Flame, artist of "Joyful Noise," accused Perry of copying. his synth beat. Originally a Christian rap song "Joyful Noise" features a melody similar to the style of "Dark Horse."


The case went to trial where Perry and her co-writers claimed they never heard Flame's song, but were found guilty of plagiarism by the jury. They now await a penalty.


While the songs have a similar beat--they are not the same song. The synth chords are not the same notes; they follow a related--but common pattern. Copyright laws are essential for protecting an artist's work, but when is it too far?


Nothing is original. When we create, we are influenced by people who were influenced by other people. Pop songs are not known for a high degree of originality or complexity. Perry, herself most likely didn't work on the instrumentals. "Dark Horse" was produced by Dr. Luke, Max Martin, and Cirkut, not Perry. The sound wasn't overly sophisticated; therefore, it's easy to see how two songs can sound similar without influence by one or the other.


However, we cannot ignore that large companies are powerful enough to steal work by smaller artists for profit. They often have the money to protect themselves from these type of lawsuits.
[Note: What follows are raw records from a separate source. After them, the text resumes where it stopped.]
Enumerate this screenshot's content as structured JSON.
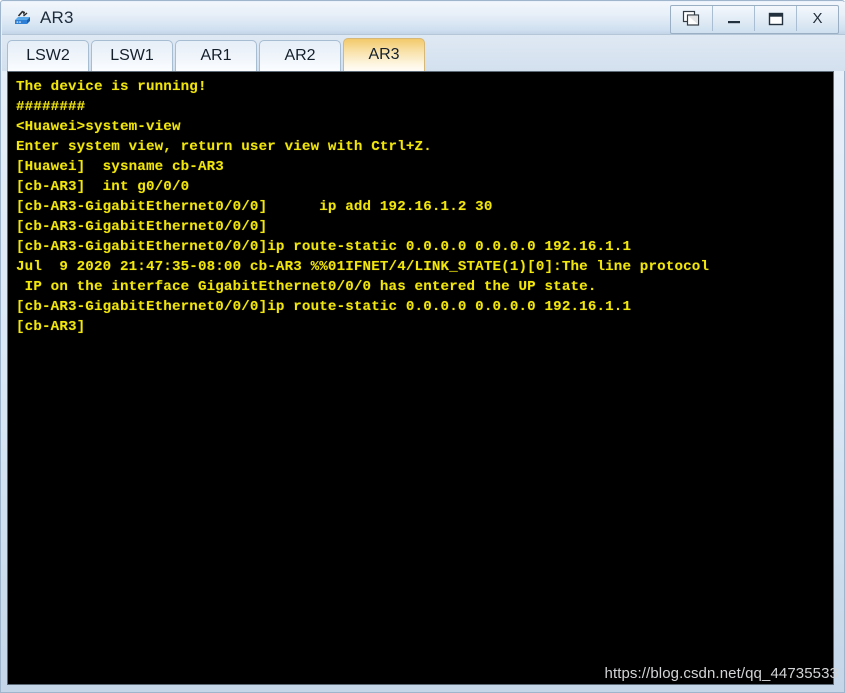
{
  "window": {
    "title": "AR3",
    "icon": "router-icon",
    "controls": [
      {
        "name": "restore-button",
        "glyph": "restore"
      },
      {
        "name": "minimize-button",
        "glyph": "_"
      },
      {
        "name": "maximize-button",
        "glyph": "maximize"
      },
      {
        "name": "close-button",
        "glyph": "X"
      }
    ]
  },
  "tabs": {
    "items": [
      {
        "label": "LSW2",
        "active": false
      },
      {
        "label": "LSW1",
        "active": false
      },
      {
        "label": "AR1",
        "active": false
      },
      {
        "label": "AR2",
        "active": false
      },
      {
        "label": "AR3",
        "active": true
      }
    ],
    "active_label": "AR3"
  },
  "terminal": {
    "foreground_color": "#f2e70b",
    "background_color": "#000000",
    "lines": [
      "The device is running!",
      "########",
      "<Huawei>system-view",
      "Enter system view, return user view with Ctrl+Z.",
      "[Huawei]  sysname cb-AR3",
      "[cb-AR3]  int g0/0/0",
      "[cb-AR3-GigabitEthernet0/0/0]      ip add 192.16.1.2 30",
      "[cb-AR3-GigabitEthernet0/0/0]",
      "[cb-AR3-GigabitEthernet0/0/0]ip route-static 0.0.0.0 0.0.0.0 192.16.1.1",
      "Jul  9 2020 21:47:35-08:00 cb-AR3 %%01IFNET/4/LINK_STATE(1)[0]:The line protocol",
      " IP on the interface GigabitEthernet0/0/0 has entered the UP state.",
      "[cb-AR3-GigabitEthernet0/0/0]ip route-static 0.0.0.0 0.0.0.0 192.16.1.1",
      "[cb-AR3]"
    ]
  },
  "watermark": {
    "text": "https://blog.csdn.net/qq_44735533"
  }
}
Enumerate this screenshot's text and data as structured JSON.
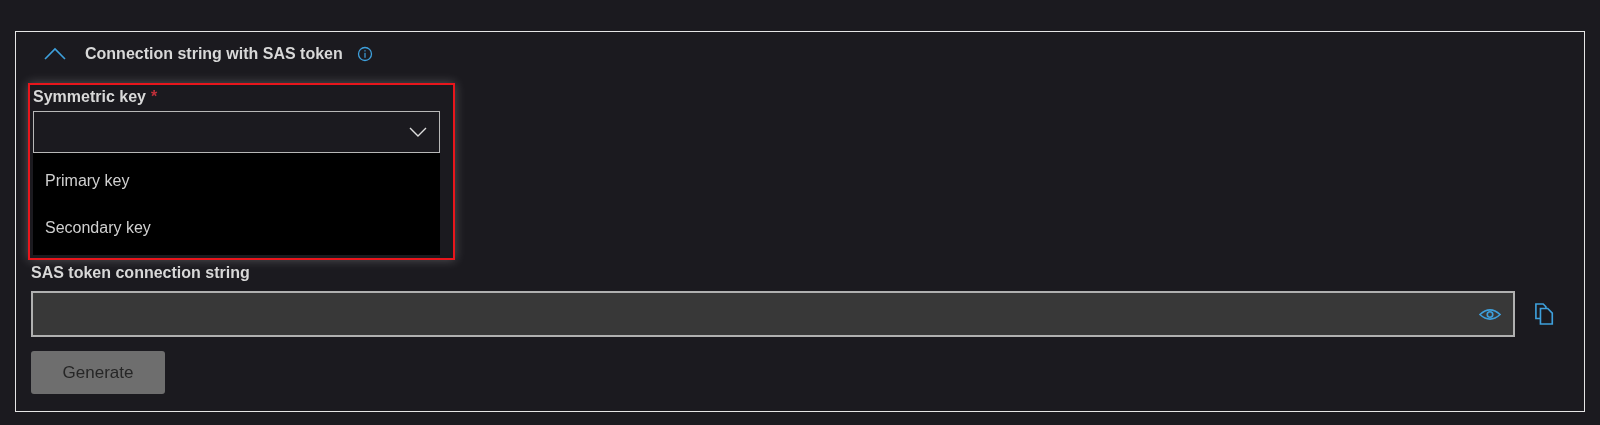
{
  "section": {
    "title": "Connection string with SAS token",
    "expanded": true
  },
  "symmetric_key": {
    "label": "Symmetric key",
    "required_mark": "*",
    "expanded": true,
    "highlighted": true,
    "options": [
      {
        "label": "Primary key",
        "selected": false
      },
      {
        "label": "Secondary key",
        "selected": false
      }
    ]
  },
  "connection_string": {
    "label": "SAS token connection string"
  },
  "generate_button": {
    "label": "Generate",
    "disabled": true
  }
}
Yet, even so, Perry has been found guilty.


Copyright law is complicated, but it is necessary. Often it could be assumed "don't steal another person's work," but it can be abused. Being able to sue an artist because their work sounds similar without complete evidence of intentional plagiarism seems unfair.